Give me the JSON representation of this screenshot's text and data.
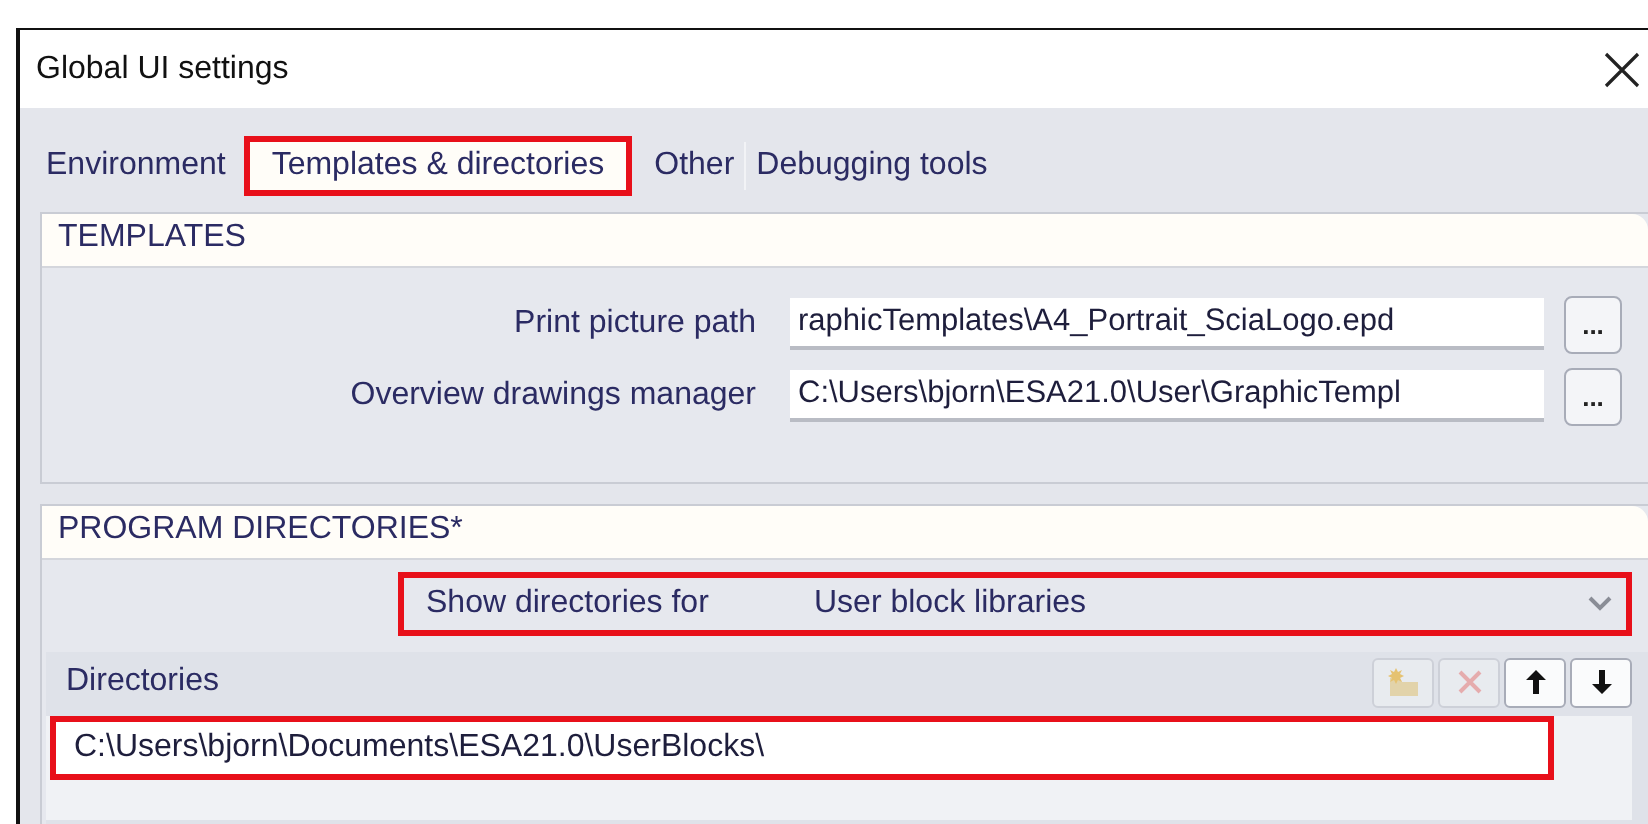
{
  "window": {
    "title": "Global UI settings"
  },
  "tabs": [
    {
      "label": "Environment",
      "selected": false,
      "highlighted": false
    },
    {
      "label": "Templates & directories",
      "selected": true,
      "highlighted": true
    },
    {
      "label": "Other",
      "selected": false,
      "highlighted": false
    },
    {
      "label": "Debugging tools",
      "selected": false,
      "highlighted": false
    }
  ],
  "templates": {
    "title": "TEMPLATES",
    "rows": [
      {
        "label": "Print picture path",
        "value": "raphicTemplates\\A4_Portrait_SciaLogo.epd",
        "button": "..."
      },
      {
        "label": "Overview drawings manager",
        "value": "C:\\Users\\bjorn\\ESA21.0\\User\\GraphicTempl",
        "button": "..."
      }
    ]
  },
  "program_directories": {
    "title": "PROGRAM DIRECTORIES*",
    "show_for": {
      "label": "Show directories for",
      "value": "User block libraries",
      "highlighted": true
    },
    "directories": {
      "title": "Directories",
      "tools": [
        {
          "kind": "new-folder",
          "disabled": true
        },
        {
          "kind": "delete",
          "disabled": true
        },
        {
          "kind": "up",
          "disabled": false
        },
        {
          "kind": "down",
          "disabled": false
        }
      ],
      "items": [
        {
          "path": "C:\\Users\\bjorn\\Documents\\ESA21.0\\UserBlocks\\",
          "highlighted": true
        }
      ]
    }
  }
}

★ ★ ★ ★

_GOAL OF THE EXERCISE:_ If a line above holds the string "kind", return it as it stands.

_ANSWER:_
          "kind": "new-folder",
          "kind": "delete",
          "kind": "up",
          "kind": "down",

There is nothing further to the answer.